| Updated: 11:19, 22 August 2020
A 'ghost ship' has appeared off the coast of Kent.
The Queen Victoria, a Cunard Line cruise ship, could be seen off the coast of Botany Bay in Broadstairs today.
It is one of many ships that usually spends the year cruising around the world, but due to the coronavirus is now near-empty and destination-less.
Running on limited crew numbers, the ships only need to dock every few weeks to re-fuel and pick up supplies.
The rest of the time they linger at sea, and the Channel has become a favourite spot for the vessels.
They have been dubbed 'ghost ships' by people on social media who have spotted the ships off the south coast.
And it is not just Kent, ships have been anchoring off the coast from Portsmouth to Plymouth - and have now become a tourist destination.
Speaking to the BBC, ferry operator Paul Derham revealed he is now running sightseeing tours to these aimless cruise ships.
He said: "I knew people would be impressed.

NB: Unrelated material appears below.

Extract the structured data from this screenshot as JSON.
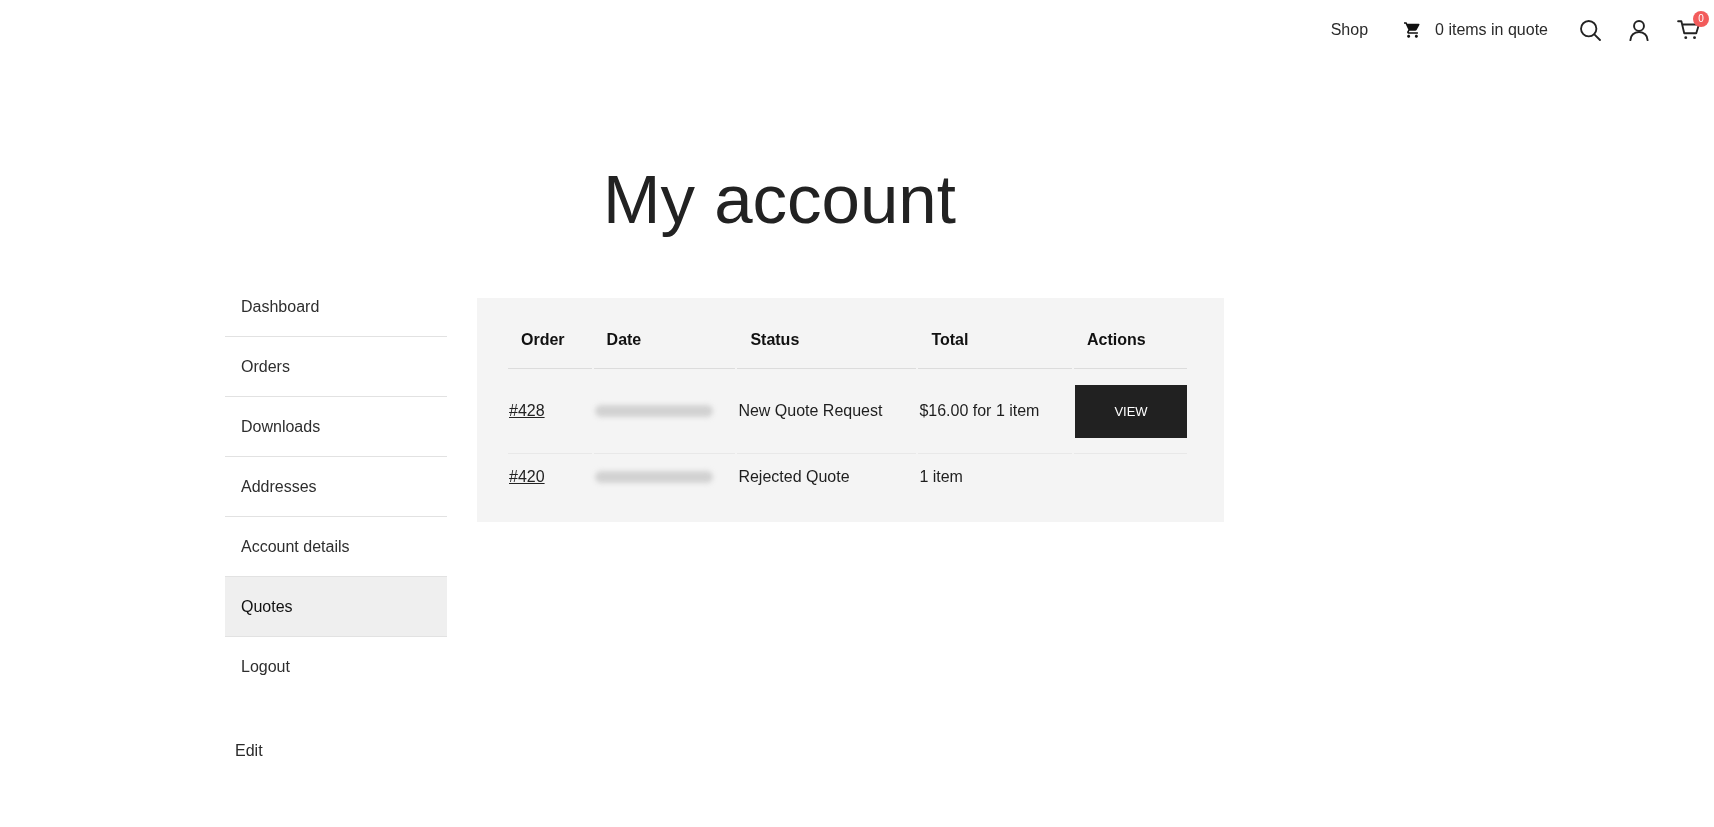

"We whacked it on Facebook one day. We advertised two trips and we filled up within two hours."
Max Carter spotted the 'eerie ships' off Poole, Dorset.
He said on Twitter: "The eerie ghost ships in Poole Harbour, cruise liners with skeleton staff and no passengers on board, now becoming the new tourist attraction."
Paula Kerr added: "Idle cruise ships anchored for months outside Southampton.In tonight's light, they looked eerily like ghost ships."
Cruises were halted early on in the pandemic, after hundreds of passengers on board them became sick.
It it thought the ships are loitering in the Channel rather than docking at ports because of price and space: ships have to pay fees to berth and terminals are limited.